But my God, there are some black holes. Dunedin, for instance, almost the southernmost city in the world, in New Zealand. It looked like Tombstone and it felt like it. It still had hitching rails. It was a Sunday, a wet dark Sunday in Dunedin in 1965. I don’t think you could have found anything more depressing anywhere. The longest day of my life, it seemed to go on forever. We were usually pretty good at entertaining ourselves, but Dunedin made Aberdeen seem like Las Vegas. Very rarely did everybody get depressed at the same time; there was usually one to support the others. But in Dunedin everybody was totally depressed. No chance of any redemption or laughter. Even the drink didn’t get you pissed. On Sunday, there’d be little knocks on the door, “Er, church in ten minutes…” It was just one of those miserable gray days that took me back to my childhood, a day that will never end, the gloom, and not anything on the horizon.

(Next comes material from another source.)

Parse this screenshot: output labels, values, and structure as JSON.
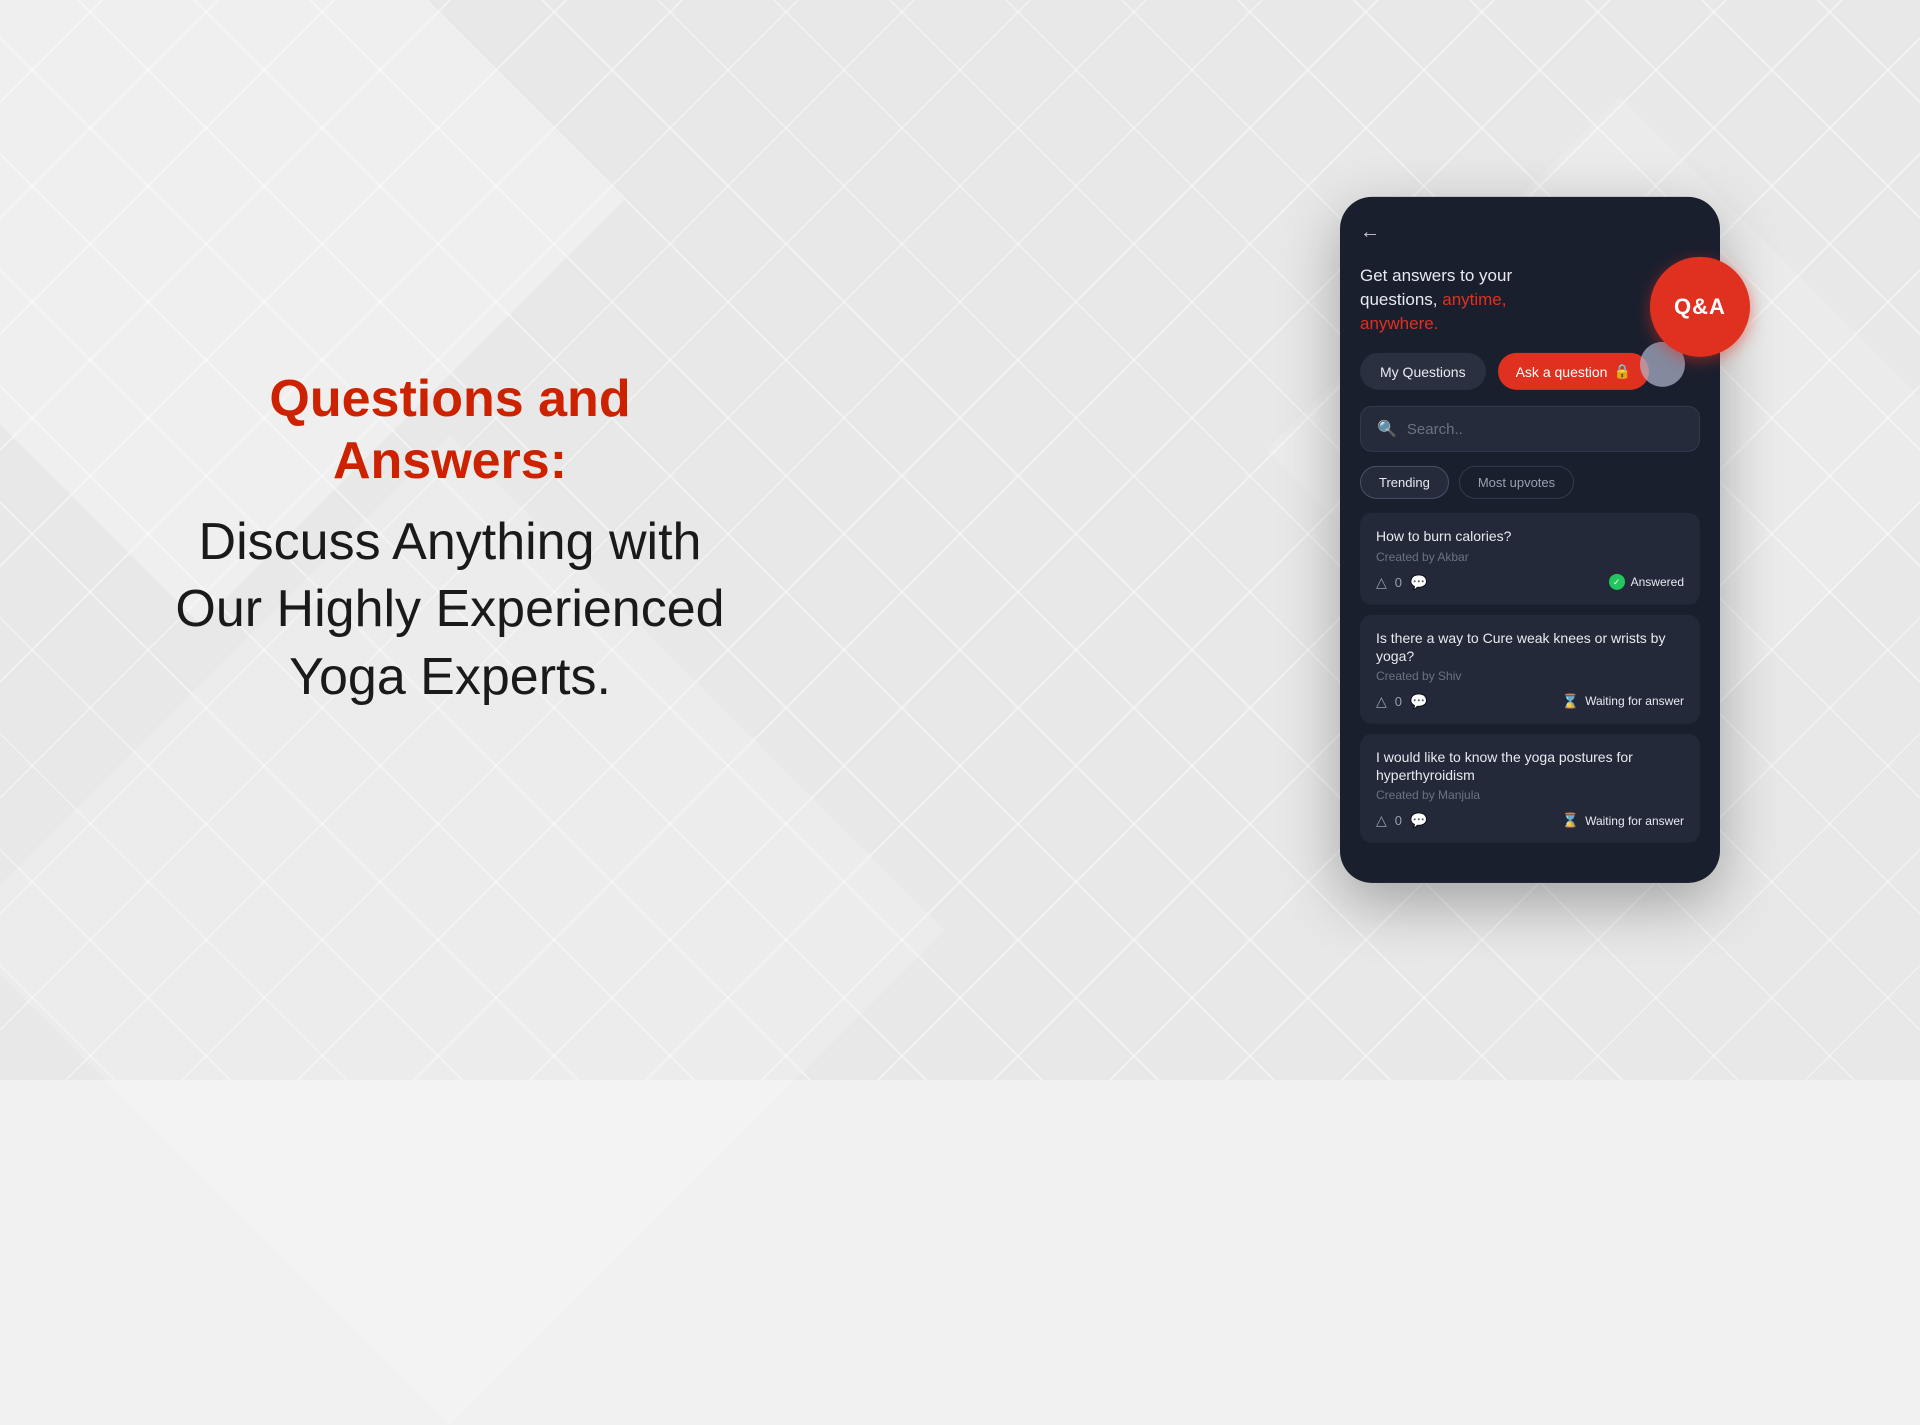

Boredom is an illness to me, and I don’t often suffer from it, but that moment was the lowest ebb. “I think I’ll stand on my head, try and recycle the drugs.”
To me Dunedin was very different, it must have changed a lot since 1965… At first I thought he was writing about Invercargill, or some of the smaller towns in the south of South Island, like Riverton, where famously the petrol was very cheap for a couple of years, because the head office of the petrol company forgot to change the prices on the pumps.